Segment Start: Exercise materials

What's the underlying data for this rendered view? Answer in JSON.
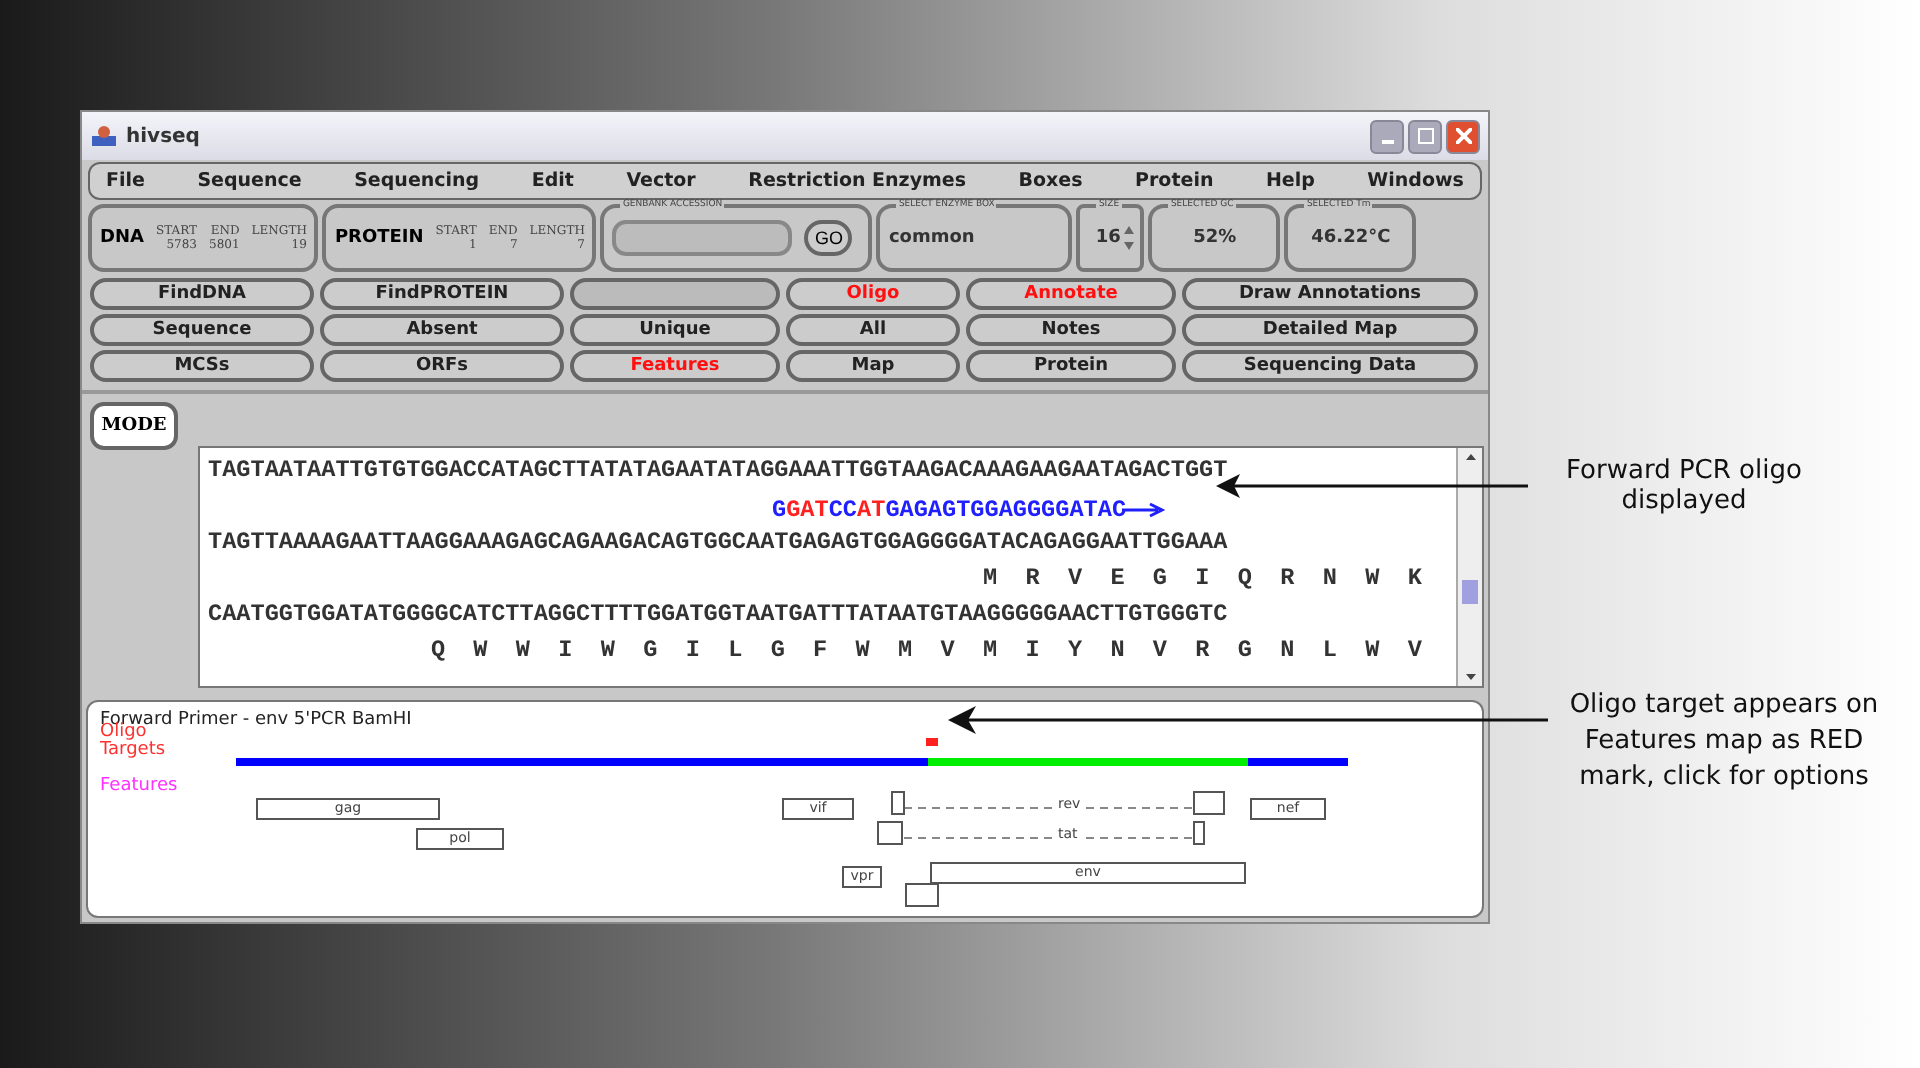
{
  "window": {
    "title": "hivseq"
  },
  "menu": [
    "File",
    "Sequence",
    "Sequencing",
    "Edit",
    "Vector",
    "Restriction Enzymes",
    "Boxes",
    "Protein",
    "Help",
    "Windows"
  ],
  "dna": {
    "label": "DNA",
    "fields": [
      {
        "label": "START",
        "value": "5783"
      },
      {
        "label": "END",
        "value": "5801"
      },
      {
        "label": "LENGTH",
        "value": "19"
      }
    ]
  },
  "protein": {
    "label": "PROTEIN",
    "fields": [
      {
        "label": "START",
        "value": "1"
      },
      {
        "label": "END",
        "value": "7"
      },
      {
        "label": "LENGTH",
        "value": "7"
      }
    ]
  },
  "genbank": {
    "label": "GENBANK ACCESSION",
    "button": "GO"
  },
  "enzyme_box": {
    "label": "SELECT ENZYME BOX",
    "value": "common"
  },
  "size": {
    "label": "SIZE",
    "value": "16"
  },
  "gc": {
    "label": "SELECTED GC",
    "value": "52%"
  },
  "tm": {
    "label": "SELECTED Tm",
    "value": "46.22°C"
  },
  "buttons": [
    {
      "label": "FindDNA",
      "highlighted": false,
      "disabled": false
    },
    {
      "label": "FindPROTEIN",
      "highlighted": false,
      "disabled": false
    },
    {
      "disabled": true
    },
    {
      "label": "Oligo",
      "highlighted": true,
      "disabled": false
    },
    {
      "label": "Annotate",
      "highlighted": true,
      "disabled": false
    },
    {
      "label": "Draw Annotations",
      "highlighted": false,
      "disabled": false
    },
    {
      "label": "Sequence",
      "highlighted": false,
      "disabled": false
    },
    {
      "label": "Absent",
      "highlighted": false,
      "disabled": false
    },
    {
      "label": "Unique",
      "highlighted": false,
      "disabled": false
    },
    {
      "label": "All",
      "highlighted": false,
      "disabled": false
    },
    {
      "label": "Notes",
      "highlighted": false,
      "disabled": false
    },
    {
      "label": "Detailed Map",
      "highlighted": false,
      "disabled": false
    },
    {
      "label": "MCSs",
      "highlighted": false,
      "disabled": false
    },
    {
      "label": "ORFs",
      "highlighted": false,
      "disabled": false
    },
    {
      "label": "Features",
      "highlighted": true,
      "disabled": false
    },
    {
      "label": "Map",
      "highlighted": false,
      "disabled": false
    },
    {
      "label": "Protein",
      "highlighted": false,
      "disabled": false
    },
    {
      "label": "Sequencing Data",
      "highlighted": false,
      "disabled": false
    }
  ],
  "mode_button": "MODE",
  "sequence_lines": [
    {
      "kind": "dna",
      "text": "TAGTAATAATTGTGTGGACCATAGCTTATATAGAATATAGGAAATTGGTAAGACAAAGAAGAATAGACTGGT"
    },
    {
      "kind": "oligo",
      "segments": [
        {
          "text": "G",
          "color": "#2020ff"
        },
        {
          "text": "GAT",
          "color": "#ff2020"
        },
        {
          "text": "CC",
          "color": "#2020ff"
        },
        {
          "text": "AT",
          "color": "#ff2020"
        },
        {
          "text": "GAGAGTGGAGGGGATAC",
          "color": "#2020ff"
        }
      ]
    },
    {
      "kind": "dna",
      "text": "TAGTTAAAAGAATTAAGGAAAGAGCAGAAGACAGTGGCAATGAGAGTGGAGGGGATACAGAGGAATTGGAAA"
    },
    {
      "kind": "protein",
      "residues": [
        "M",
        "R",
        "V",
        "E",
        "G",
        "I",
        "Q",
        "R",
        "N",
        "W",
        "K"
      ]
    },
    {
      "kind": "dna",
      "text": "CAATGGTGGATATGGGGCATCTTAGGCTTTTGGATGGTAATGATTTATAATGTAAGGGGGAACTTGTGGGTC"
    },
    {
      "kind": "protein",
      "residues": [
        "Q",
        "W",
        "W",
        "I",
        "W",
        "G",
        "I",
        "L",
        "G",
        "F",
        "W",
        "M",
        "V",
        "M",
        "I",
        "Y",
        "N",
        "V",
        "R",
        "G",
        "N",
        "L",
        "W",
        "V"
      ]
    }
  ],
  "map": {
    "title": "Forward Primer - env 5'PCR BamHI",
    "tracks": [
      {
        "label": "Oligo",
        "color": "#ff3030"
      },
      {
        "label": "Targets",
        "color": "#ff3030"
      },
      {
        "label": "Features",
        "color": "#ff30ff"
      }
    ],
    "features": [
      "gag",
      "pol",
      "vif",
      "vpr",
      "rev",
      "tat",
      "env",
      "nef"
    ]
  },
  "callouts": [
    "Forward PCR oligo displayed",
    "Oligo target appears on Features map as RED mark, click for options"
  ]
}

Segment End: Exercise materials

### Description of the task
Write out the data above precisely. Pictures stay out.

### Task solution
What's the underlying data for this rendered view? Answer in JSON.
{
  "window": {
    "title": "hivseq"
  },
  "menu": [
    "File",
    "Sequence",
    "Sequencing",
    "Edit",
    "Vector",
    "Restriction Enzymes",
    "Boxes",
    "Protein",
    "Help",
    "Windows"
  ],
  "dna": {
    "label": "DNA",
    "fields": [
      {
        "label": "START",
        "value": "5783"
      },
      {
        "label": "END",
        "value": "5801"
      },
      {
        "label": "LENGTH",
        "value": "19"
      }
    ]
  },
  "protein": {
    "label": "PROTEIN",
    "fields": [
      {
        "label": "START",
        "value": "1"
      },
      {
        "label": "END",
        "value": "7"
      },
      {
        "label": "LENGTH",
        "value": "7"
      }
    ]
  },
  "genbank": {
    "label": "GENBANK ACCESSION",
    "button": "GO"
  },
  "enzyme_box": {
    "label": "SELECT ENZYME BOX",
    "value": "common"
  },
  "size": {
    "label": "SIZE",
    "value": "16"
  },
  "gc": {
    "label": "SELECTED GC",
    "value": "52%"
  },
  "tm": {
    "label": "SELECTED Tm",
    "value": "46.22°C"
  },
  "buttons": [
    {
      "label": "FindDNA",
      "highlighted": false,
      "disabled": false
    },
    {
      "label": "FindPROTEIN",
      "highlighted": false,
      "disabled": false
    },
    {
      "disabled": true
    },
    {
      "label": "Oligo",
      "highlighted": true,
      "disabled": false
    },
    {
      "label": "Annotate",
      "highlighted": true,
      "disabled": false
    },
    {
      "label": "Draw Annotations",
      "highlighted": false,
      "disabled": false
    },
    {
      "label": "Sequence",
      "highlighted": false,
      "disabled": false
    },
    {
      "label": "Absent",
      "highlighted": false,
      "disabled": false
    },
    {
      "label": "Unique",
      "highlighted": false,
      "disabled": false
    },
    {
      "label": "All",
      "highlighted": false,
      "disabled": false
    },
    {
      "label": "Notes",
      "highlighted": false,
      "disabled": false
    },
    {
      "label": "Detailed Map",
      "highlighted": false,
      "disabled": false
    },
    {
      "label": "MCSs",
      "highlighted": false,
      "disabled": false
    },
    {
      "label": "ORFs",
      "highlighted": false,
      "disabled": false
    },
    {
      "label": "Features",
      "highlighted": true,
      "disabled": false
    },
    {
      "label": "Map",
      "highlighted": false,
      "disabled": false
    },
    {
      "label": "Protein",
      "highlighted": false,
      "disabled": false
    },
    {
      "label": "Sequencing Data",
      "highlighted": false,
      "disabled": false
    }
  ],
  "mode_button": "MODE",
  "sequence_lines": [
    {
      "kind": "dna",
      "text": "TAGTAATAATTGTGTGGACCATAGCTTATATAGAATATAGGAAATTGGTAAGACAAAGAAGAATAGACTGGT"
    },
    {
      "kind": "oligo",
      "segments": [
        {
          "text": "G",
          "color": "#2020ff"
        },
        {
          "text": "GAT",
          "color": "#ff2020"
        },
        {
          "text": "CC",
          "color": "#2020ff"
        },
        {
          "text": "AT",
          "color": "#ff2020"
        },
        {
          "text": "GAGAGTGGAGGGGATAC",
          "color": "#2020ff"
        }
      ]
    },
    {
      "kind": "dna",
      "text": "TAGTTAAAAGAATTAAGGAAAGAGCAGAAGACAGTGGCAATGAGAGTGGAGGGGATACAGAGGAATTGGAAA"
    },
    {
      "kind": "protein",
      "residues": [
        "M",
        "R",
        "V",
        "E",
        "G",
        "I",
        "Q",
        "R",
        "N",
        "W",
        "K"
      ]
    },
    {
      "kind": "dna",
      "text": "CAATGGTGGATATGGGGCATCTTAGGCTTTTGGATGGTAATGATTTATAATGTAAGGGGGAACTTGTGGGTC"
    },
    {
      "kind": "protein",
      "residues": [
        "Q",
        "W",
        "W",
        "I",
        "W",
        "G",
        "I",
        "L",
        "G",
        "F",
        "W",
        "M",
        "V",
        "M",
        "I",
        "Y",
        "N",
        "V",
        "R",
        "G",
        "N",
        "L",
        "W",
        "V"
      ]
    }
  ],
  "map": {
    "title": "Forward Primer - env 5'PCR BamHI",
    "tracks": [
      {
        "label": "Oligo",
        "color": "#ff3030"
      },
      {
        "label": "Targets",
        "color": "#ff3030"
      },
      {
        "label": "Features",
        "color": "#ff30ff"
      }
    ],
    "features": [
      "gag",
      "pol",
      "vif",
      "vpr",
      "rev",
      "tat",
      "env",
      "nef"
    ]
  },
  "callouts": [
    "Forward PCR oligo displayed",
    "Oligo target appears on Features map as RED mark, click for options"
  ]
}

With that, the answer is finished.